You always hear about actors being pigeonholed. This actress can only carry rom coms, not dramas. That actor will forever be cast as a villain. This woman will always be tied to her role in that iconic sitcom so lets make another sitcom about that very situation. While I don’t have the range of classically trained actors, I never thought I would be pigeonholed as myself. Even within Buzzfeed, I had to fight for a role in a scripted series, Colleagues, because the director was worried the audience wouldn’t understand that I was playing a character named Natalie and not Allison. To me, that’s like saying, “We can’t go see Macbeth because that same actor played Hamlet last year and that would be too confusing.” Actors don’t retire after a single role. They’re too vain.

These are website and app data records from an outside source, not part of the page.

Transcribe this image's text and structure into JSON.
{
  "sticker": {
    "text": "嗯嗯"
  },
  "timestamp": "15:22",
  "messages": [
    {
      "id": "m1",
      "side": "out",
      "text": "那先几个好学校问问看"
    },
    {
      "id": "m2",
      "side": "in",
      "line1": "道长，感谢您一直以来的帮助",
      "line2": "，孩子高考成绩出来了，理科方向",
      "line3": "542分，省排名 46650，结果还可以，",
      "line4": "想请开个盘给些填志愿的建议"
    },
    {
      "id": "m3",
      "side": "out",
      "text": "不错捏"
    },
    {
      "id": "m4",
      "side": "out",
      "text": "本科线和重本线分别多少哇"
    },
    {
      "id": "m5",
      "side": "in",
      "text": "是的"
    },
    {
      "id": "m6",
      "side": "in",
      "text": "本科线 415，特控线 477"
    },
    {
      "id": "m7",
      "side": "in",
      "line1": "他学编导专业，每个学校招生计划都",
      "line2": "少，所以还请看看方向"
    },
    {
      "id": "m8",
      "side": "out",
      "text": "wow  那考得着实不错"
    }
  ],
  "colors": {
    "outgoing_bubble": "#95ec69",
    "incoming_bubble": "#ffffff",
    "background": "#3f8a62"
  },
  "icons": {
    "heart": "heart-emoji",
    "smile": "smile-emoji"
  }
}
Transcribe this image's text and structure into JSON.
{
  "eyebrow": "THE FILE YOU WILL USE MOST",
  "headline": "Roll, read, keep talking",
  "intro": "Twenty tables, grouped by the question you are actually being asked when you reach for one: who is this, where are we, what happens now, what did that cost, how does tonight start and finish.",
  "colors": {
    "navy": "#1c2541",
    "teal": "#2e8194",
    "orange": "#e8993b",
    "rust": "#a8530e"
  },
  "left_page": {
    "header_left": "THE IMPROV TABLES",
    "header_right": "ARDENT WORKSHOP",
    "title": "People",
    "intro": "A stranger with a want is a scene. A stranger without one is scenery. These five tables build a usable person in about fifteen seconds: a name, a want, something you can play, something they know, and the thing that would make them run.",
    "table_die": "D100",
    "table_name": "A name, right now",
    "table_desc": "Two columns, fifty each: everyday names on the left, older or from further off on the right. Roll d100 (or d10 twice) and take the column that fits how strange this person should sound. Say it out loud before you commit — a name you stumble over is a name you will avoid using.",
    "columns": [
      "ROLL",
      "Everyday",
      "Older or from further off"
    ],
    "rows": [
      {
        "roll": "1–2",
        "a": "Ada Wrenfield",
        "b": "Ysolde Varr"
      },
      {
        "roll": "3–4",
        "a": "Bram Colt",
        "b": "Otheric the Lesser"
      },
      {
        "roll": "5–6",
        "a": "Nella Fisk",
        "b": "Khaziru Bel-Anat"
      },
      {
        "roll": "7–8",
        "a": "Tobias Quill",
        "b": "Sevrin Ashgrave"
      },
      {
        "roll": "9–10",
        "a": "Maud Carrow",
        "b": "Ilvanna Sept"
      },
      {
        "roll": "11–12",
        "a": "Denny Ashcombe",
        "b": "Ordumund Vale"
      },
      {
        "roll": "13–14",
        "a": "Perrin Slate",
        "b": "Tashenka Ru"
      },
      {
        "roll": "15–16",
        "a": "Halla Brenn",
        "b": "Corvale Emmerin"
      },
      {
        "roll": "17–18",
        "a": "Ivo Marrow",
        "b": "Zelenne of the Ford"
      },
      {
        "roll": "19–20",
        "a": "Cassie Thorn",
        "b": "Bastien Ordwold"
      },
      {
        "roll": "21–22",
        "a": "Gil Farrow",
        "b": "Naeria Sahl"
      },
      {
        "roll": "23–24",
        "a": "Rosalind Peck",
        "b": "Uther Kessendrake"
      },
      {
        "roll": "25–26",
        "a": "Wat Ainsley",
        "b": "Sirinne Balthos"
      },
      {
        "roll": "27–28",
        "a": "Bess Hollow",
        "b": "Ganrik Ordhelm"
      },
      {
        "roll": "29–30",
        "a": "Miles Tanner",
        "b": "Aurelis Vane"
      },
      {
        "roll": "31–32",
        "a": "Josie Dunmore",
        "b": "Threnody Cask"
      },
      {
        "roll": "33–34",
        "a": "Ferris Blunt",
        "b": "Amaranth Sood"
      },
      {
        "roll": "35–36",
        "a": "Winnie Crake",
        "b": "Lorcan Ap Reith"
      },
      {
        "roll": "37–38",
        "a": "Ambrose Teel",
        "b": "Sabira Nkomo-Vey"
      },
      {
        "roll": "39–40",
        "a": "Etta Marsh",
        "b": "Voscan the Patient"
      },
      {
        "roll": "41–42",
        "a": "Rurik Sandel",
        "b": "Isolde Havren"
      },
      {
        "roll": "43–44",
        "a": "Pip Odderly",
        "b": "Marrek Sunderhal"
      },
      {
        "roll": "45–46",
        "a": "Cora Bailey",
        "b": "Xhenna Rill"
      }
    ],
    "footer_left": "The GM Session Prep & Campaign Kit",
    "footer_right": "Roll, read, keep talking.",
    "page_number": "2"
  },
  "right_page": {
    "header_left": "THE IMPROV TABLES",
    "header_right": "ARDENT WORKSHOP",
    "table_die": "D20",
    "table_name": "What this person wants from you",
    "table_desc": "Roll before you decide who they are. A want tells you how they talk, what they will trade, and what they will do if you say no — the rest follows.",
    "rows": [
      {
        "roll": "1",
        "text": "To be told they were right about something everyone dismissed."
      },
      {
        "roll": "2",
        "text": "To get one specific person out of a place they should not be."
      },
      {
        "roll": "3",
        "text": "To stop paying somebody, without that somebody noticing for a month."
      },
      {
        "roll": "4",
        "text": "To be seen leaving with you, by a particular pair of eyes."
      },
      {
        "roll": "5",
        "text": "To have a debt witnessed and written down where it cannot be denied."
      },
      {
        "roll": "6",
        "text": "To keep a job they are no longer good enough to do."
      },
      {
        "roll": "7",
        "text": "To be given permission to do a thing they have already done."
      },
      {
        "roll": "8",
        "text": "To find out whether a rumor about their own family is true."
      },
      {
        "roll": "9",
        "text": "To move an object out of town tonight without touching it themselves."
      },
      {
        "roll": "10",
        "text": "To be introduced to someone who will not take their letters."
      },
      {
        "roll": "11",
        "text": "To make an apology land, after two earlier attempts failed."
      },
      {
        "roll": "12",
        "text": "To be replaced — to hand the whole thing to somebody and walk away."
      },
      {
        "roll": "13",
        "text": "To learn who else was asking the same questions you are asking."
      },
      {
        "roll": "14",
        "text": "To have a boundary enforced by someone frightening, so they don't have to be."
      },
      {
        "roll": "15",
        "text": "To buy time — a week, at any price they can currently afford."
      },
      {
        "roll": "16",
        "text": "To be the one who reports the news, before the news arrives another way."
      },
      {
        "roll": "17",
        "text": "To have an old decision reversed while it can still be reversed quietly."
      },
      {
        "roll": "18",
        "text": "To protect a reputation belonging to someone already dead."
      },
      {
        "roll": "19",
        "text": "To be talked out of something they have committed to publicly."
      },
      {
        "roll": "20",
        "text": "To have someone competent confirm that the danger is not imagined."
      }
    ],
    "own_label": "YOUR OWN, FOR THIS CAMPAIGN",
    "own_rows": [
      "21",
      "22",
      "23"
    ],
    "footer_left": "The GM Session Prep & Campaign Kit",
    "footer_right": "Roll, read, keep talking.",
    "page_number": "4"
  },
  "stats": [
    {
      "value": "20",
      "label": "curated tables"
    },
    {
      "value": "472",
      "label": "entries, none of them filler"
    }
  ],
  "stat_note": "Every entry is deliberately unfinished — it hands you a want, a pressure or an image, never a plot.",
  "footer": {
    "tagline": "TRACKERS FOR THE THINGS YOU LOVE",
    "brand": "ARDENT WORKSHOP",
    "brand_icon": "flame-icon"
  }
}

But to explain it that simply is to play dumb. I am not a traditional actor. My character on JBU is not a British clone who needs to save her clone sisters in an unclear country. My “character” is a girl named Allison who looks, sounds and talks just like me. It’s a similar situation to stand up comics. Their onstage persona is a part of them but it’s not the exact same as the person who walks off stage. My difficulty is trying to figure out how to “walk off stage” when my stage is the Internet. My comedy partner has warned me that we are going to be underestimated our entire careers. While I’ve grown to expect that executives and agents won’t understand the value of the Internet or the unmatched passion of its fans, it’s still hard to grapple that a lot of my audience doesn’t know that we are in control of our material. Our videos aren’t some sort of happy accident: they are the result of hard work, sweat, and tears (although more often laughter than tears). I’ve shared so much of myself creatively, I want to share even more without feeling like I am letting people down for not being completely myself all the time. I guess what I’m asking for is an expanded definition of authenticity. Even though many things I’m going to make will not be true to my actual off-screen life, anything I create is still a part of me and it ultimately comes from a place of truth. Except my British accent. That’s just terrible.
P.S. All of my tweets are jokes. It just seems like a good time to clarify that too.